Kevin A. Hassett
For years, the U.S. has heavily subsidized the production of corn-based ethanol. The global impact of that policy is beginning to lean toward the latter category.
There is no question that subsidies have had their desired effect: An enormous share of the grain crop is now devoted to energy production. How much? A new World Bank report states that "almost all of the increase in global maize production from 2004 to 2007 (the period when grain prices rose sharply) went for biofuels production in the U.S." Go back and read that sentence a second time. It is stunning.
One may hope and pray that labor markets and relief efforts have improved enough worldwide that another Bengal Famine won't occur even with food-price increases of a similar scale.
With the world population growing, and incomes rising, increased food production is necessary to maintain an acceptable level of basic human welfare. Since 2004, corn production available to individual consumers hasn't budged.
While corn isn't the only foodstuff out there, it is an important one, and a shortage has led to soaring prices for just about every grain. Again according to the World Bank, from February 2005 to February 2008, overall global food prices increased 83 percent.
That's causing significant distress in the U.S., especially among seniors with relatively fixed incomes. In the developing world, the risks are becoming extraordinary.
After all, in the classic economic study of the Bengal Famine, which stretched from 1942 to 1944, Nobel Prize winning economist Amartya Sen found that food-price increases were the fundamental cause of perhaps 3 million deaths. The higher prices led to starvation, because workers' wages didn't increase enough to allow subsistence.
Signs of Strain
Back then, the famine began in earnest when the price of rice increased about 61 percent between December 1942 and March 1943.
One may hope and pray that labor markets and relief efforts have improved enough worldwide that another Bengal Famine won't occur even with food-price increases of a similar scale. However, the signs of strain have become deeply disturbing.
On April 12, NBC Nightly News broadcast an interview with a Haitian man eating "hard discs made of butter, water, salt, and dirt." The man explained through an interpreter, "If we don't eat this, we'll die because we don't have anything else."
"It's Too Little"
Two days later, Louisiana Shary, a vendor in Haiti's capital, Port-au-Prince, explained in an interview with National Public Radio: "My children are hungry; things are too expensive. I can't give them food even if I sell all my merchandise. With the profits I get, I can't feed them on it. It's too little."

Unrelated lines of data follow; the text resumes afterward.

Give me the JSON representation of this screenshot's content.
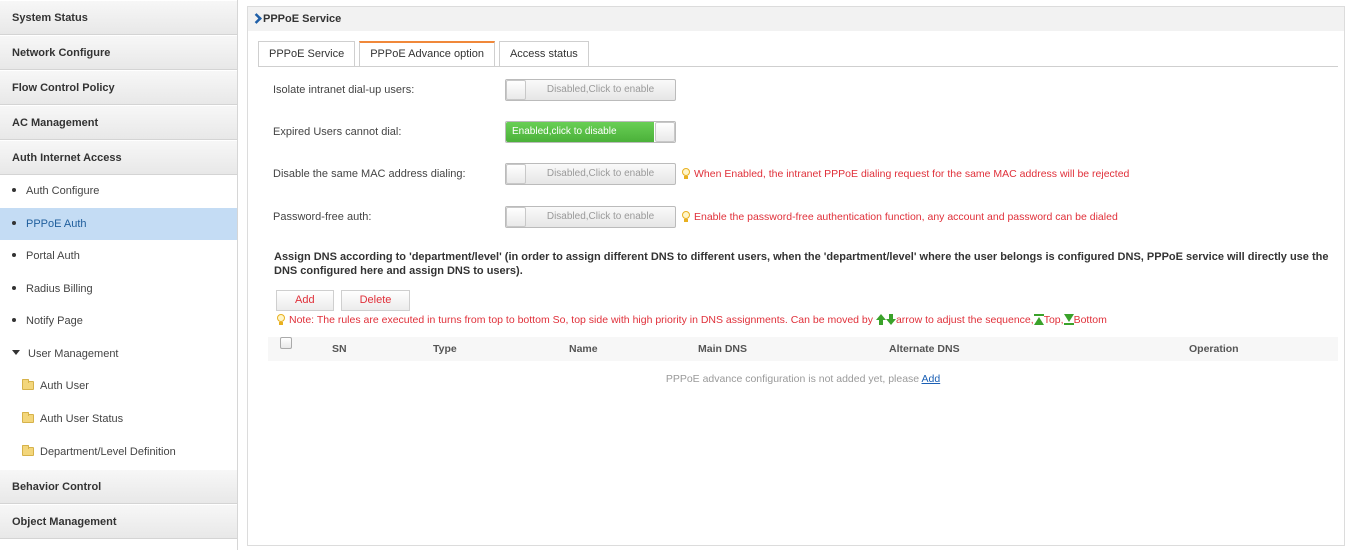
{
  "sidebar": {
    "items": [
      {
        "label": "System Status"
      },
      {
        "label": "Network Configure"
      },
      {
        "label": "Flow Control Policy"
      },
      {
        "label": "AC Management"
      },
      {
        "label": "Auth Internet Access"
      },
      {
        "label": "Auth Configure"
      },
      {
        "label": "PPPoE Auth"
      },
      {
        "label": "Portal Auth"
      },
      {
        "label": "Radius Billing"
      },
      {
        "label": "Notify Page"
      },
      {
        "label": "User Management"
      },
      {
        "label": "Auth User"
      },
      {
        "label": "Auth User Status"
      },
      {
        "label": "Department/Level Definition"
      },
      {
        "label": "Behavior Control"
      },
      {
        "label": "Object Management"
      }
    ]
  },
  "main": {
    "title": "PPPoE Service",
    "tabs": [
      {
        "label": "PPPoE Service"
      },
      {
        "label": "PPPoE Advance option"
      },
      {
        "label": "Access status"
      }
    ],
    "settings": [
      {
        "label": "Isolate intranet dial-up users:",
        "toggle": "Disabled,Click to enable",
        "hint": ""
      },
      {
        "label": "Expired Users cannot dial:",
        "toggle": "Enabled,click to disable",
        "hint": ""
      },
      {
        "label": "Disable the same MAC address dialing:",
        "toggle": "Disabled,Click to enable",
        "hint": "When Enabled, the intranet PPPoE dialing request for the same MAC address will be rejected"
      },
      {
        "label": "Password-free auth:",
        "toggle": "Disabled,Click to enable",
        "hint": "Enable the password-free authentication function, any account and password can be dialed"
      }
    ],
    "dns_description": "Assign DNS according to 'department/level' (in order to assign different DNS to different users, when the 'department/level' where the user belongs is configured DNS, PPPoE service will directly use the DNS configured here and assign DNS to users).",
    "buttons": {
      "add": "Add",
      "delete": "Delete"
    },
    "note": {
      "part1": "Note: The rules are executed in turns from top to bottom So, top side with high priority in DNS assignments. Can be moved by",
      "part2": "arrow to adjust the sequence,",
      "top": "Top,",
      "bottom": "Bottom"
    },
    "table": {
      "columns": [
        "SN",
        "Type",
        "Name",
        "Main DNS",
        "Alternate DNS",
        "Operation"
      ],
      "empty_text": "PPPoE advance configuration is not added yet, please",
      "empty_link": "Add"
    }
  },
  "colors": {
    "accent_tab": "#f0883a",
    "enabled_green": "#4bb13a",
    "hint_red": "#e0303a",
    "active_menu": "#c4dcf4"
  }
}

In Haiti, the food riots led to seven reported deaths, including the killing of a Nigerian officer in the United Nations peacekeeping force, and the ouster of Prime Minister Jacques Edouard Alexis.
The disorder was described by Haitian President Renè Prèval in a radio address on April 9, during which he pleaded for his people to stop the destruction: "People of Haiti, you who are suffering, you who have taken to the streets because of the high cost of living; I am asking you to cool down. Those who are spreading chaos, those who are destroying things, throwing rocks and burning people's property, the police will no longer be able to tolerate the disorder."
Only the Beginning
If food prices fail to go down in the coming weeks and months, the experience in Haiti might only be the beginning.
Food riots have, by my count, now occurred in nine countries around the world. The UN Food and Agriculture Organization said in a recent report that Burkina Faso, Cameroon, Egypt, Indonesia, Ivory Coast, Mauritania, Mozambique and Senegal have also seen food-related violence in recent weeks.
To what extent is ethanol to blame for the high prices? A new study by economist Thomas E. Elam of the consulting firm FarmEcon LLC explored the question.
The study, to be sure, was commissioned by livestock farming interest groups, yet it appears to rely on widely accepted economic models. Elam used his model to simulate what the price of corn today would be if the U.S. hadn't been subsidizing biofuels. He found that prices are about 50 percent higher than they would have been in a world without subsidies.
Energy independence is important, but biofuels have very limited potential in that regard. Elam states that it would take the entire world grain crop to make enough ethanol to replace just the U.S.'s annual consumption of gasoline. A solution to an excessive reliance on greenhouse-gas-emitting fossil fuels must be found, but biofuels aren't it.
During the Bengal famine, Sen found that the government failed to fight the catastrophe effectively because it didn't recognize that high prices were the true source of the problem. Cognizant of the lessons of history, then, the initial steps being taken seem prudent given the enormous risks.
For example, the U.S. has already committed an additional $200 million in food aid to help in the current crisis.
Still, we must also look ahead to policy changes that can have a longer-term positive impact. With that in mind, how can one possibly justify continued government subsidies for biofuels?
Kevin A. Hassett is a senior fellow and the director of economic policy studies at AEI.